By 1865, Manet’s place in history was fairly assured. His technique of using a bright undercoating to reflect light went contrary to the traditional method of first completing a piece and then applying layers of glaze to achieve the illusion of form. Though labeled as being an Impressionist, a derogatory term at the time, he was perhaps the best known of his group of fellow artists which regularly met at the Café Guerbois in Montmartre, Avenue de Clichy. His work continued to show a strong Spanish influence deeply rooted from his days as a young man copying the great works housed in the Louvre.

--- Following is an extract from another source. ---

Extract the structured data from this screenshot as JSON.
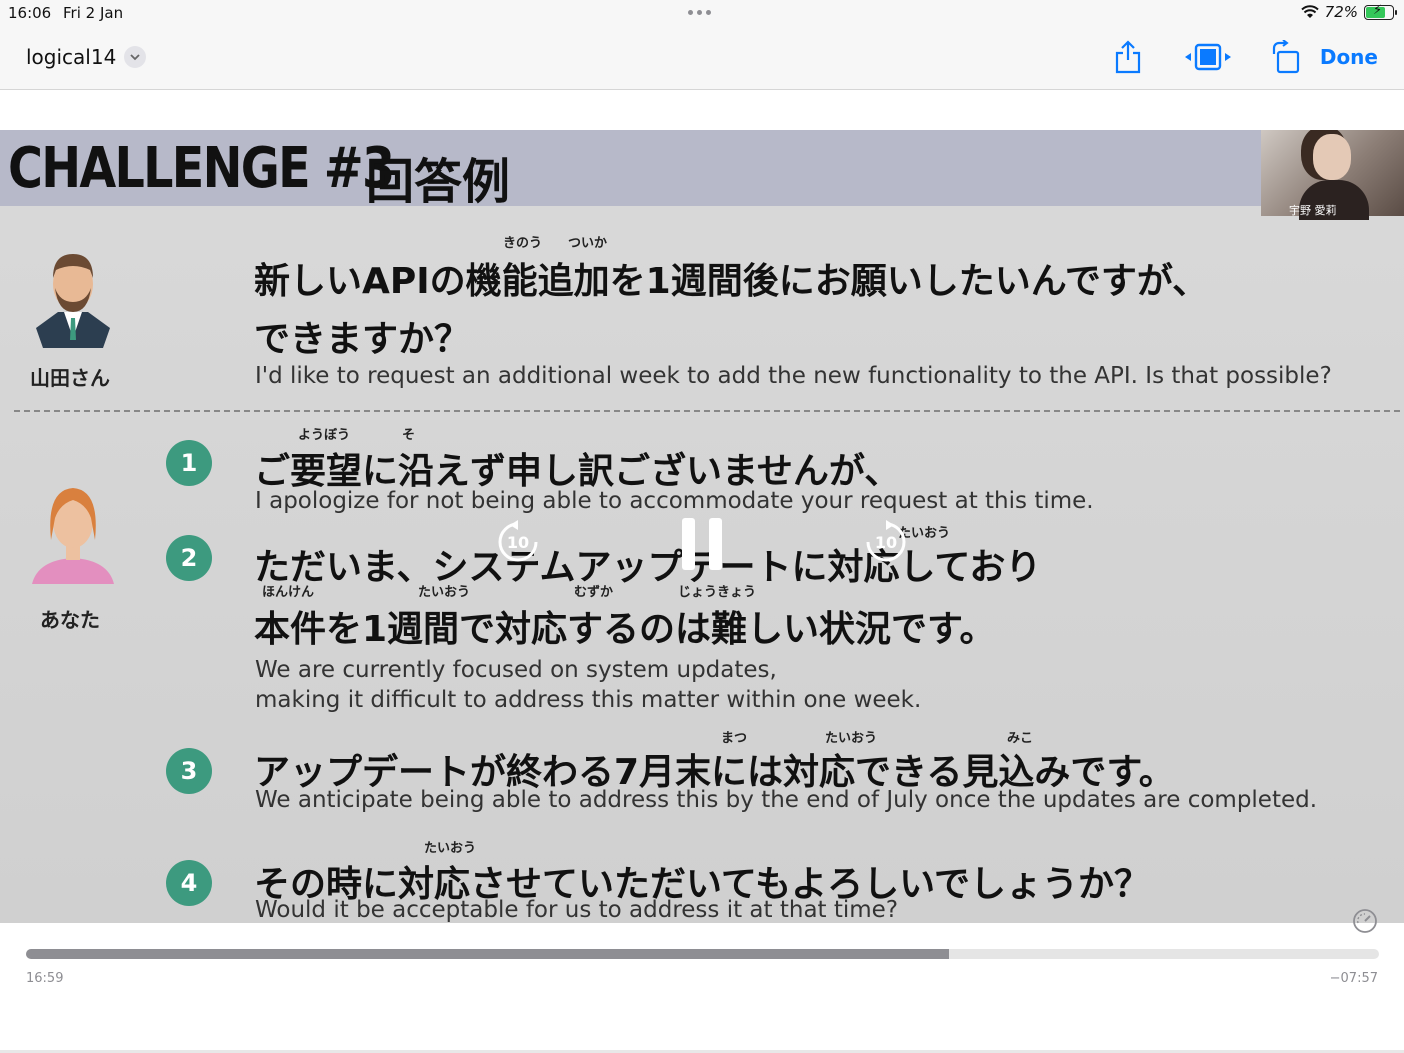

In 1867, at his own expense, Manet built his own exhibit hall to show his works rather than participate in the Great Exhibition being held that year. (Our research had contradictory information – some said he opted out of the exhibition others said he had been refused admission.) His art was becoming more accepted but critics remained.
Le Bon Bock (The Good Mug of Beer), painted in 1873 was a huge success. It was a painting that the press and the public understood and enjoyed.
Despite this success, Manet turned to a new style. He met Claude Monet, Renoir, Alfred Sisley and Camille Pissarro. Those artists and others he met at the cafe, including Berthe Morisot whom he met in 1868, further introduced Manet to the Impressionist style and the concept of painting in “plein air” and different uses of color. Morisot would marry Manet’s brother Eugene in 1874.
By 1877, the group had chosen the Café de la Nouvelle Athenés as their preferred nightly meeting place. Manet could be found sitting with other famous artists such as the painter and sculptor Degas and the Irish Novelist George Moore. A sketch by Manet of Moore can be found….
Manet’s health began to deteriorate. He retired to Bellevue but continued to paint flowers, still lifes and portraits (often of beautiful women wishing to pose for the famous artist). His childhood friend, Antonin Proust was the Minister of Fine Arts and played a major role in awarding Manet the Star of Chevalier of the Legion of Honor in 1882. In terrible pain and unable to paint, Manet turned to pastel crayons. His left foot was amputated in hopes of saving him but he succombed to his illness in 1883.
The poet Moore wrote of his friend Manet in his Confessions of a Young Man:
What he has got, and what you can’t take away from him, is a magnificent execution. A piece of still life by Manet is the most wonderful thing in the world; vividness of colour, breadth, simplicity, and directness of touch–marvellous!